The press and public’s right of access to Georgia judicial criminal pre-trial, trial and post-trial proceedings is long established, see, e.g., R.W. Page Corp. v. Lumpkin, 249 Ga. 576 (1982), and the Georgia Supreme Court has reiterated that open judicial proceedings in civil cases are an integral part of our democratic form of government. “Public access protects litigants both present and future . . . . Our system abhors star chamber proceedings with good reason. Like a candle, court records hidden under a bushel make scant contribution to their purpose.” Atlanta Journal v. Long, 258 Ga. 410, 411 (1988). See generally Munoz v. American Lawyer Media LP, 236 Ga. App. 462, 464 (1999) (“The function of a free press is just as important in civil cases as in criminal cases”).
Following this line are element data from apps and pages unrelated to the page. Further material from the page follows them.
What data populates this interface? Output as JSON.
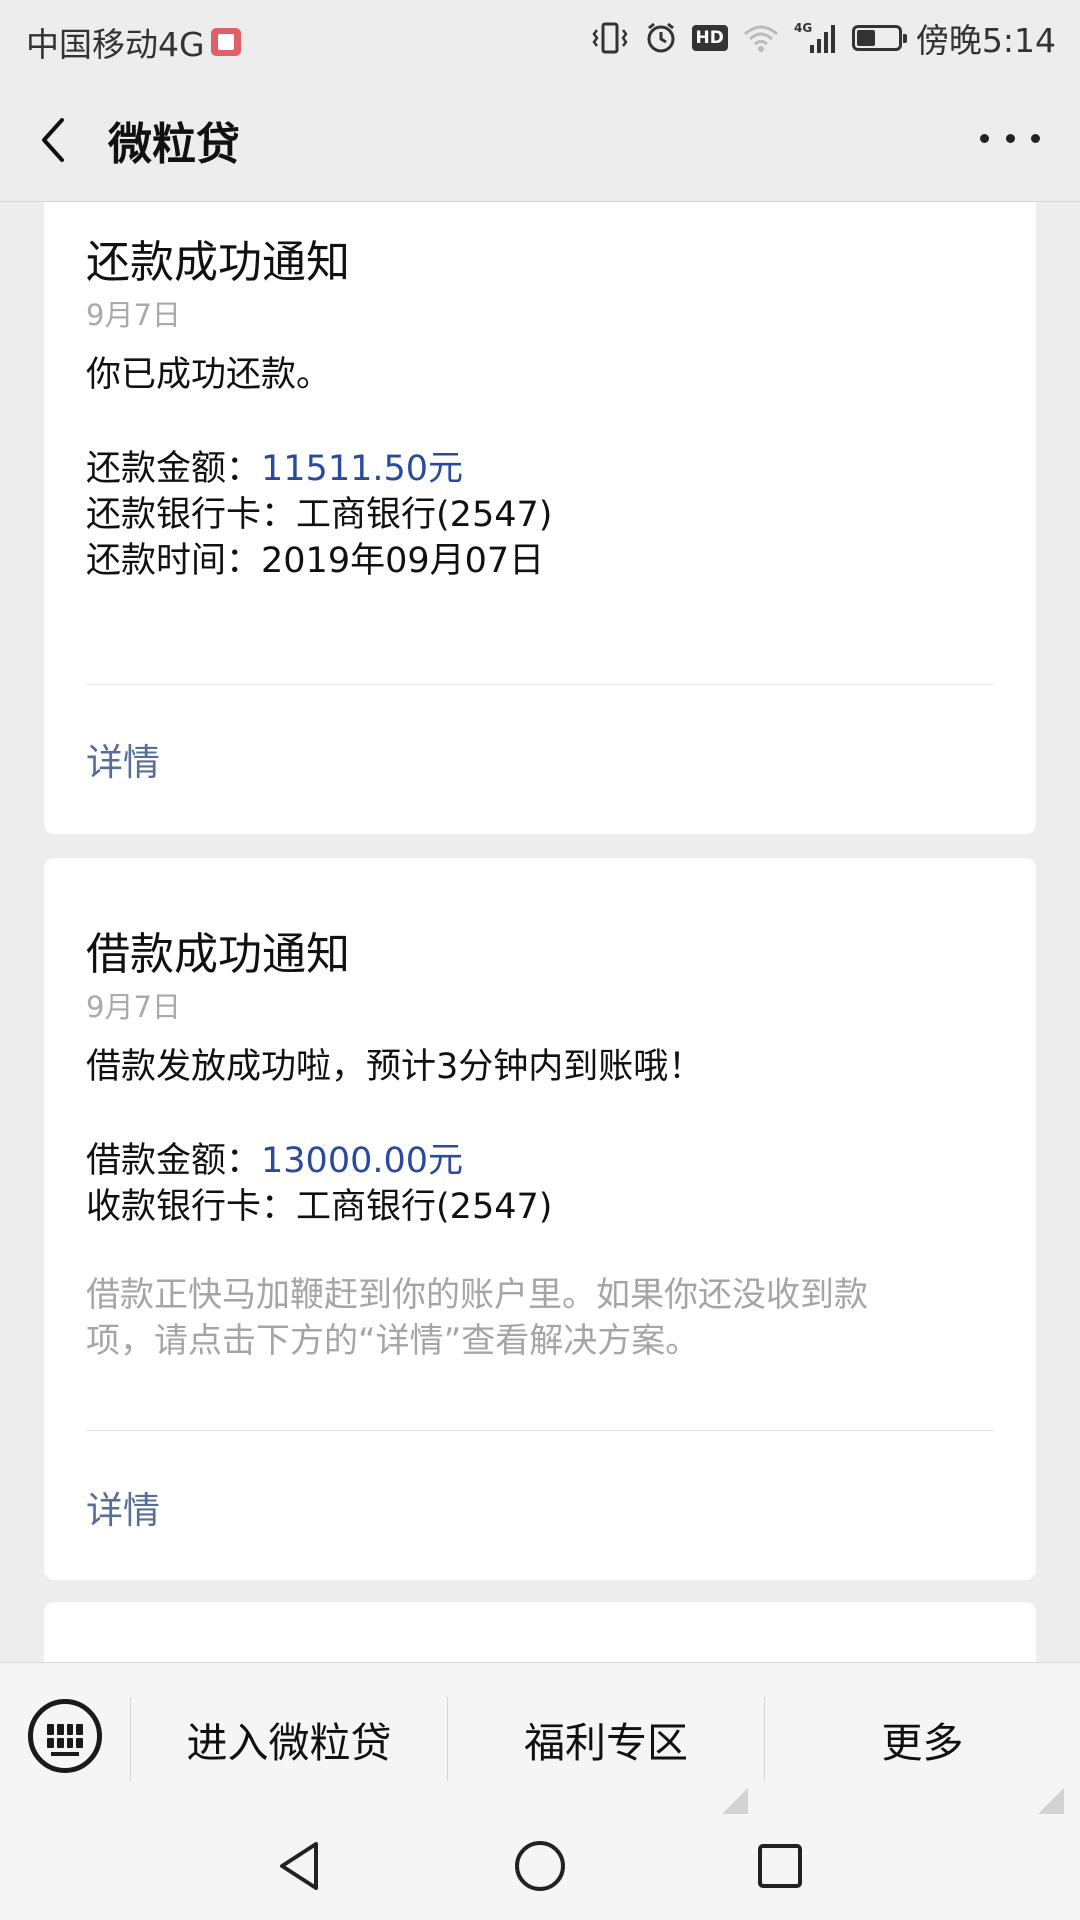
{
  "status_bar": {
    "carrier": "中国移动4G",
    "time": "傍晚5:14",
    "hd": "HD",
    "network": "4G"
  },
  "nav": {
    "title": "微粒贷"
  },
  "messages": [
    {
      "title": "还款成功通知",
      "date": "9月7日",
      "intro": "你已成功还款。",
      "fields": [
        {
          "label": "还款金额：",
          "value": "11511.50元",
          "highlight": true
        },
        {
          "label": "还款银行卡：",
          "value": "工商银行(2547)",
          "highlight": false
        },
        {
          "label": "还款时间：",
          "value": "2019年09月07日",
          "highlight": false
        }
      ],
      "detail_link": "详情"
    },
    {
      "title": "借款成功通知",
      "date": "9月7日",
      "intro": "借款发放成功啦，预计3分钟内到账哦！",
      "fields": [
        {
          "label": "借款金额：",
          "value": "13000.00元",
          "highlight": true
        },
        {
          "label": "收款银行卡：",
          "value": "工商银行(2547)",
          "highlight": false
        }
      ],
      "note_line1": "借款正快马加鞭赶到你的账户里。如果你还没收到款",
      "note_line2": "项，请点击下方的“详情”查看解决方案。",
      "detail_link": "详情"
    }
  ],
  "bottom_menu": {
    "items": [
      "进入微粒贷",
      "福利专区",
      "更多"
    ]
  },
  "colors": {
    "accent": "#2a4a9f",
    "link": "#566f99",
    "background": "#ededed"
  },
  "icons": [
    "back-arrow-icon",
    "more-dots-icon",
    "keyboard-icon",
    "vibrate-icon",
    "alarm-icon",
    "wifi-icon",
    "signal-icon",
    "battery-icon",
    "nav-back-icon",
    "nav-home-icon",
    "nav-recents-icon"
  ]
}
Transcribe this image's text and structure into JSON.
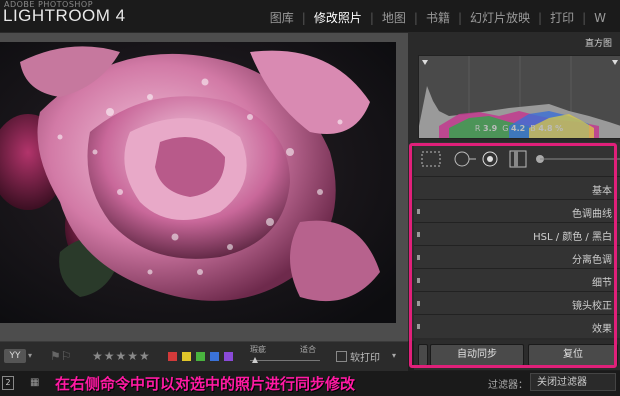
{
  "app": {
    "brand_small": "ADOBE PHOTOSHOP",
    "brand": "LIGHTROOM 4"
  },
  "modules": [
    {
      "label": "图库",
      "active": false
    },
    {
      "label": "修改照片",
      "active": true
    },
    {
      "label": "地图",
      "active": false
    },
    {
      "label": "书籍",
      "active": false
    },
    {
      "label": "幻灯片放映",
      "active": false
    },
    {
      "label": "打印",
      "active": false
    },
    {
      "label": "W",
      "active": false
    }
  ],
  "histogram": {
    "title": "直方图",
    "r_label": "R",
    "r_value": "3.9",
    "g_label": "G",
    "g_value": "4.2",
    "b_label": "B",
    "b_value": "4.8",
    "pct": "%"
  },
  "panels": [
    {
      "label": "基本"
    },
    {
      "label": "色调曲线"
    },
    {
      "label": "HSL / 颜色 / 黑白"
    },
    {
      "label": "分离色调"
    },
    {
      "label": "细节"
    },
    {
      "label": "镜头校正"
    },
    {
      "label": "效果"
    }
  ],
  "buttons": {
    "sync": "自动同步",
    "reset": "复位"
  },
  "toolbar": {
    "flag_label": "旗标",
    "stars": "★★★★★",
    "label_colors": [
      "#d23a3a",
      "#e0c52a",
      "#49b33e",
      "#3a72d8",
      "#8a4ad8"
    ],
    "slider_left": "瑕疵",
    "slider_right": "适合",
    "soft_proof": "软打印"
  },
  "filmstrip": {
    "page": "2",
    "filter_label": "过滤器：",
    "filter_value": "关闭过滤器"
  },
  "caption": "在右侧命令中可以对选中的照片进行同步修改"
}
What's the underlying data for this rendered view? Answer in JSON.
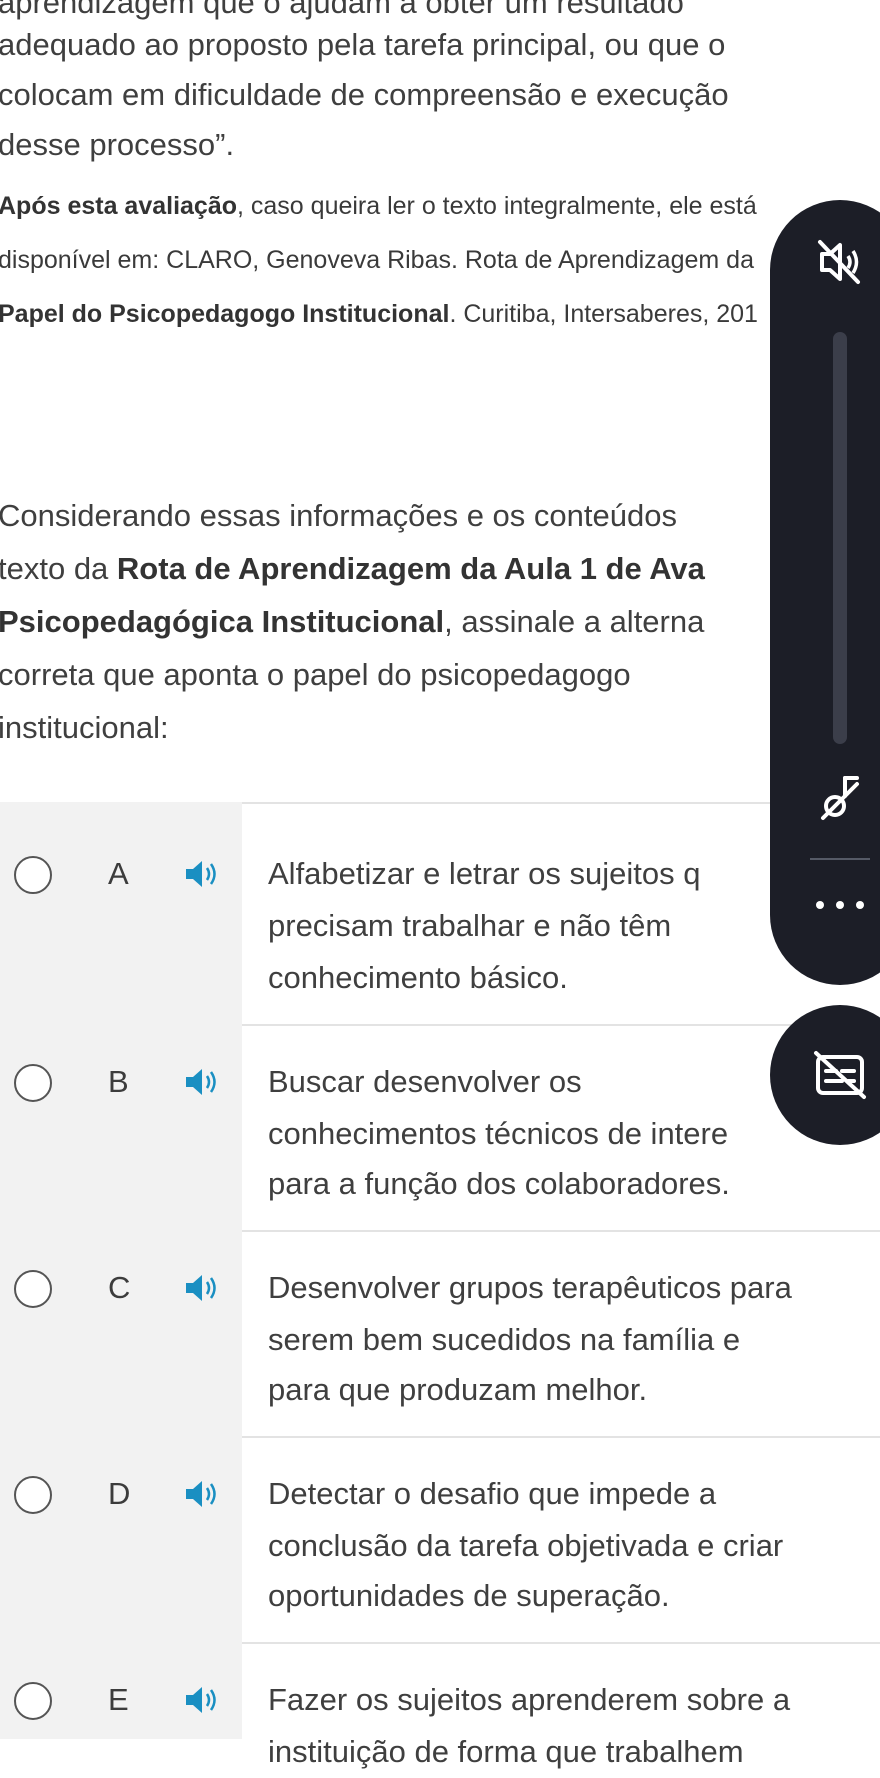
{
  "question": {
    "partial_top_line": "aprendizagem que o ajudam a obter um resultado",
    "line1": "adequado ao proposto pela tarefa principal, ou que o",
    "line2": "colocam em dificuldade de compreensão e execução",
    "line3": "desse processo”.",
    "source_line1_bold": "Após esta avaliação",
    "source_line1_rest": ", caso queira ler o texto integralmente, ele está",
    "source_line2": "disponível em: CLARO, Genoveva Ribas. Rota de Aprendizagem da",
    "source_line3_bold": "Papel do Psicopedagogo Institucional",
    "source_line3_rest": ". Curitiba, Intersaberes, 201",
    "prompt_line1": "Considerando essas informações e os conteúdos",
    "prompt_line2_start": "texto da ",
    "prompt_line2_bold": "Rota de Aprendizagem da Aula 1 de Ava",
    "prompt_line3_bold": "Psicopedagógica Institucional",
    "prompt_line3_rest": ", assinale a alterna",
    "prompt_line4": "correta que aponta o papel do psicopedagogo",
    "prompt_line5": "institucional:"
  },
  "options": [
    {
      "letter": "A",
      "lines": [
        "Alfabetizar e letrar os sujeitos q",
        "precisam trabalhar e não têm",
        "conhecimento básico."
      ]
    },
    {
      "letter": "B",
      "lines": [
        "Buscar desenvolver os",
        "conhecimentos técnicos de intere",
        "para a função dos colaboradores."
      ]
    },
    {
      "letter": "C",
      "lines": [
        "Desenvolver grupos terapêuticos para",
        "serem bem sucedidos na família e",
        "para que produzam melhor."
      ]
    },
    {
      "letter": "D",
      "lines": [
        "Detectar o desafio que impede a",
        "conclusão da tarefa objetivada e criar",
        "oportunidades de superação."
      ]
    },
    {
      "letter": "E",
      "lines": [
        "Fazer os sujeitos aprenderem sobre a",
        "instituição de forma que trabalhem"
      ]
    }
  ],
  "volume_panel": {
    "icons": [
      "speaker-muted-icon",
      "equalizer-icon",
      "more-options-icon",
      "captions-icon"
    ],
    "volume_level": 0
  },
  "colors": {
    "speaker_blue": "#1a8fc2",
    "panel_bg": "#1c1e27",
    "option_left_bg": "#f2f2f2"
  }
}
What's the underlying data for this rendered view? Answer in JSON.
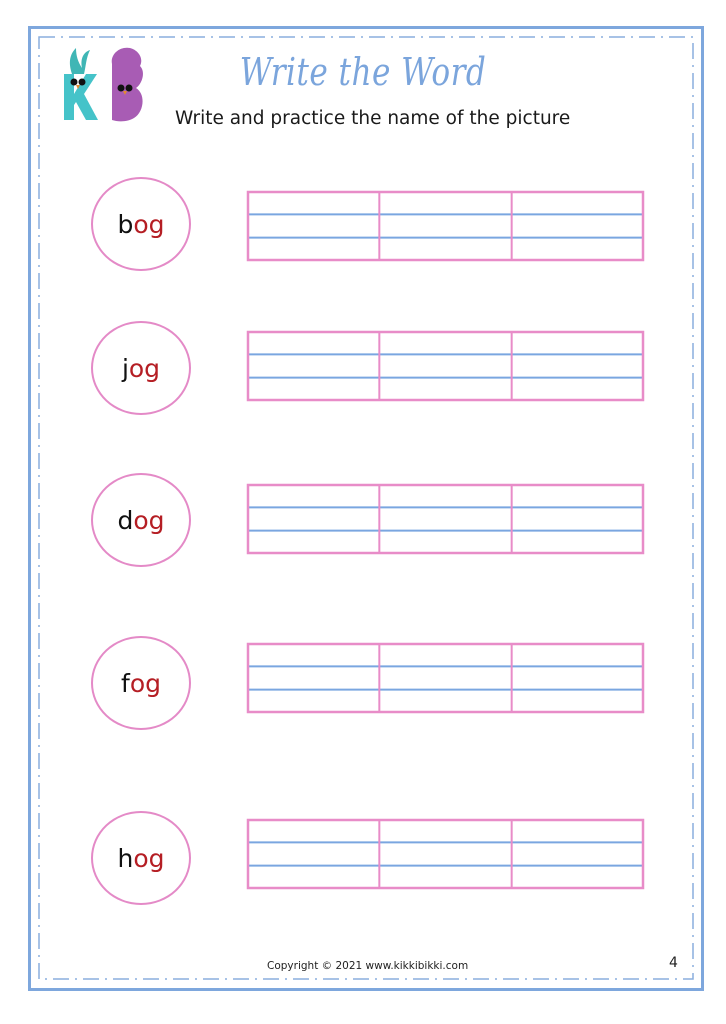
{
  "header": {
    "logo": "kikkibikki-kb-logo",
    "title": "Write the Word",
    "subtitle": "Write and practice the name of the picture"
  },
  "words": [
    {
      "first": "b",
      "rest": "og",
      "full": "bog"
    },
    {
      "first": "j",
      "rest": "og",
      "full": "jog"
    },
    {
      "first": "d",
      "rest": "og",
      "full": "dog"
    },
    {
      "first": "f",
      "rest": "og",
      "full": "fog"
    },
    {
      "first": "h",
      "rest": "og",
      "full": "hog"
    }
  ],
  "writing_grid": {
    "columns": 3,
    "guide_lines": 2
  },
  "footer": {
    "copyright": "Copyright © 2021 www.kikkibikki.com",
    "page_number": "4"
  },
  "colors": {
    "border_blue": "#7ea7dd",
    "circle_pink": "#e48ac7",
    "grid_pink": "#e88cc8",
    "guide_blue": "#7aa6e0",
    "word_ending_red": "#b51e24",
    "title_blue": "#7ba5dc"
  }
}
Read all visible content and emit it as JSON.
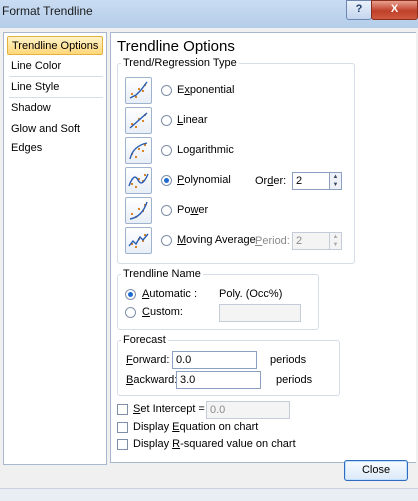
{
  "window": {
    "title": "Format Trendline",
    "help": "?",
    "close": "X"
  },
  "sidebar": {
    "items": [
      {
        "label": "Trendline Options"
      },
      {
        "label": "Line Color"
      },
      {
        "label": "Line Style"
      },
      {
        "label": "Shadow"
      },
      {
        "label": "Glow and Soft Edges"
      }
    ]
  },
  "main": {
    "heading": "Trendline Options",
    "type_group": {
      "legend": "Trend/Regression Type",
      "options": [
        {
          "icon": "exponential-trend-icon",
          "first": "E",
          "u": "x",
          "rest": "ponential",
          "selected": false
        },
        {
          "icon": "linear-trend-icon",
          "first": "",
          "u": "L",
          "rest": "inear",
          "selected": false
        },
        {
          "icon": "logarithmic-trend-icon",
          "first": "Lo",
          "u": "g",
          "rest": "arithmic",
          "selected": false
        },
        {
          "icon": "polynomial-trend-icon",
          "first": "",
          "u": "P",
          "rest": "olynomial",
          "selected": true
        },
        {
          "icon": "power-trend-icon",
          "first": "Po",
          "u": "w",
          "rest": "er",
          "selected": false
        },
        {
          "icon": "moving-average-trend-icon",
          "first": "",
          "u": "M",
          "rest": "oving Average",
          "selected": false
        }
      ],
      "order": {
        "first": "Or",
        "u": "d",
        "rest": "er:",
        "value": "2"
      },
      "period": {
        "first": "",
        "u": "P",
        "rest": "eriod:",
        "value": "2"
      }
    },
    "name_group": {
      "legend": "Trendline Name",
      "automatic": {
        "first": "",
        "u": "A",
        "rest": "utomatic :",
        "value": "Poly. (Occ%)",
        "selected": true
      },
      "custom": {
        "first": "",
        "u": "C",
        "rest": "ustom:",
        "value": "",
        "selected": false
      }
    },
    "forecast": {
      "legend": "Forecast",
      "forward": {
        "first": "",
        "u": "F",
        "rest": "orward:",
        "value": "0.0",
        "unit": "periods"
      },
      "backward": {
        "first": "",
        "u": "B",
        "rest": "ackward:",
        "value": "3.0",
        "unit": "periods"
      }
    },
    "checks": {
      "intercept": {
        "first": "",
        "u": "S",
        "rest": "et Intercept =",
        "value": "0.0"
      },
      "equation": {
        "first": "Display ",
        "u": "E",
        "rest": "quation on chart"
      },
      "rsquared": {
        "first": "Display ",
        "u": "R",
        "rest": "-squared value on chart"
      }
    }
  },
  "footer": {
    "close_label": "Close"
  }
}
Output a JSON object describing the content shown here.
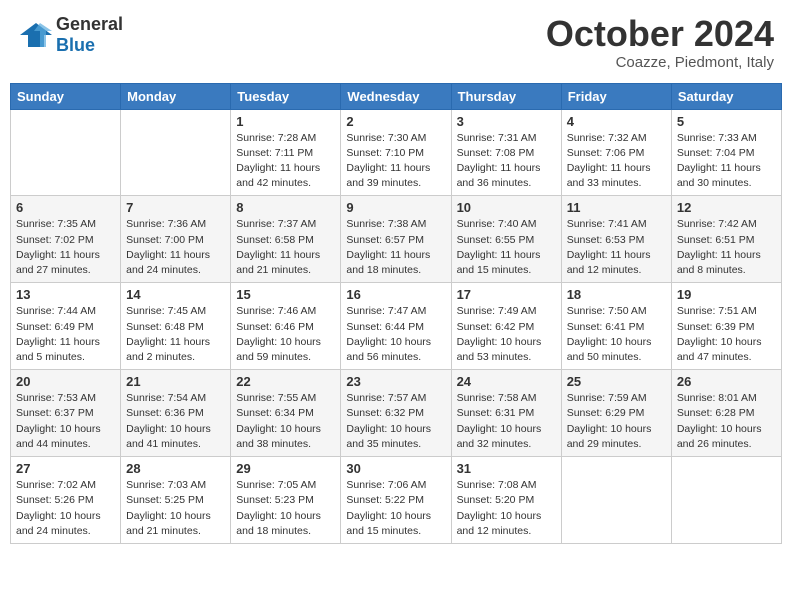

In the civil context, the Hawaii Supreme Court has recognized that the presumption of openness also applies to probate proceedings. “[T]he reasons underlying openness in the criminal context . . . are equally compelling in the civil context . . . . We hold, then, that third parties have a right to file petitions challenging the closure of probate court proceedings or the sealing of court records under a principle of law supplementing the probate code.” In re Estate of Campbell, 106 Hawai’i 453, 462, 106 P.3d 1096, 1105 (2005).
Litigants and members of the public likely have a constitutional and common law right to access civil judicial proceedings. Closure of such proceedings must be considered under the procedural and substantive requirements of Press-Enterprise.
Article III, section 17 of West Virginia’s Constitution guarantees a constitutional right of the public, and the press, to attend civil court proceedings. State ex rel. Brooks v. Zakaib, 214 W. Va. 253, 265, 588 S.E.2d 418, 430 (2003) (quoting State ex rel. Garden State Newspapers, Inc. v. Hoke, 205 W.Va. 611, 520 S.E.2d 186 (1999)). But this is not an absolute right, Rule 10.03(a) of the West Virginia Trial Court Rules directs that upon motion by either party named in any civil action, the court may limit access to court files. The order of limitation shall specify the nature of the limitation, the duration of the limitation, and the reason for the limitation. Zakaib, 214 W. Va. at 265–66, 588 S.E.2d at 430–31.